UK - The chief executive of the Merchant Navy Offers' Pension Fund (MNOPF) has suggested fiduciary management is "most attractive" for schemes with more than £1bn (€1.1bn) and should not be considered by ones with less in assets under management.

Andrew Waring, whose scheme recently appointed Hymans Robertson as independent investment adviser in addition to naming Towers Watson as fiduciary manager last year, explained that the expense of a delegated chief investment officer was likely to be too high for those below the threshold.

He suggested that the smaller schemes instead could opt for diversified growth funds or balanced mandates in place of implementing a fiduciary management programme.

He also conceded that schemes with more than £5bn in assets, compared with the MNOPF's £3.3bn, were unlikely to employ it, as they would favour internal investment teams.

"A large part of the role is effectively replicating what would be an internal investment team," he said.

However, John Dickson, partner at consultancy Hymans Robertson, was unsure if the issue would be quite as straightforward as £1bn being the absolute minimum in assets to make the move viable. 

"There will be a tendency that way, [but] I don't think it will be clear-cut that certain size of schemes won't adopt the model," he said, adding that smaller schemes had already adopted the fiduciary management model.

Dickson also distanced himself from the suggestion that cost was an issue, pointing to the idea that the goal of a fiduciary manager was to improve performance compared with a regular manager.

Discussing Hymans Robertson's recent appointment as independent investment adviser, offering the MNOPF's trustees advice on decisions made by delegated CIO Towers Watson, Dickson admitted they were unsure quite how the relationship would work.

"I don't think either ourselves or Andy [Waring] are absolutely sure of the full remit of that role," he said, explaining that Towers Watson would manage assets "as they see fit", within the parameters agreed with the scheme.

It was Hymans Robertsons' role not simply to criticise, but guarantee all investment decisions were fully understood and challenge on behalf of trustees if this was not the case, he said.

Waring explained the search to appoint an independent investment adviser saw MNOPF consciously exclude any consultants already in the fiduciary management business.
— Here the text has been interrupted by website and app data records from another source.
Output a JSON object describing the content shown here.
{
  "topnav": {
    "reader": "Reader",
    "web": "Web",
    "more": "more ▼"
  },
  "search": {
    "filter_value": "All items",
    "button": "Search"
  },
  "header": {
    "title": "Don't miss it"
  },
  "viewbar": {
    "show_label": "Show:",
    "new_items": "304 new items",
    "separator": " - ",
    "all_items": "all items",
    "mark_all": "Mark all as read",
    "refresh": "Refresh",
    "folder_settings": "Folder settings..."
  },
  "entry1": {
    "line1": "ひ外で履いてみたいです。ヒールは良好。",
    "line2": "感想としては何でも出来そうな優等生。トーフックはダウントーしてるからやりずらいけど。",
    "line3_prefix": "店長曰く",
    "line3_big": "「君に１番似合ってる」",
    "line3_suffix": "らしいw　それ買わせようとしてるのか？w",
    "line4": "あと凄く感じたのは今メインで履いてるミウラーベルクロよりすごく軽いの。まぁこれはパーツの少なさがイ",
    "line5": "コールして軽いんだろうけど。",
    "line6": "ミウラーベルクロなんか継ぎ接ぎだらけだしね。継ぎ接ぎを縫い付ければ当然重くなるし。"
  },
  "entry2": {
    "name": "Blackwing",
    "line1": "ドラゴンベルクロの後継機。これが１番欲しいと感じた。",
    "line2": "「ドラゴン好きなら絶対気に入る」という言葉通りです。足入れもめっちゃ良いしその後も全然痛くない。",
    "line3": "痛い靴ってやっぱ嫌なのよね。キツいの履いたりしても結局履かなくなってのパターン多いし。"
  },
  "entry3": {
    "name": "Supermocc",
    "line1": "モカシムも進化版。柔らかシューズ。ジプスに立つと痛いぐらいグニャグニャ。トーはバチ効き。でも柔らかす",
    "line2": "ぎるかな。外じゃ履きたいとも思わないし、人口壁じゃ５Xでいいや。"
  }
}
Dickson added: "The fiduciary managers themselves are more likely to be comfortable with an entity like ourselves - we are not trying to compete against what they are offering - because otherwise, while confidentiality agreements are in place, we are getting lots of knowledge of how they go about it."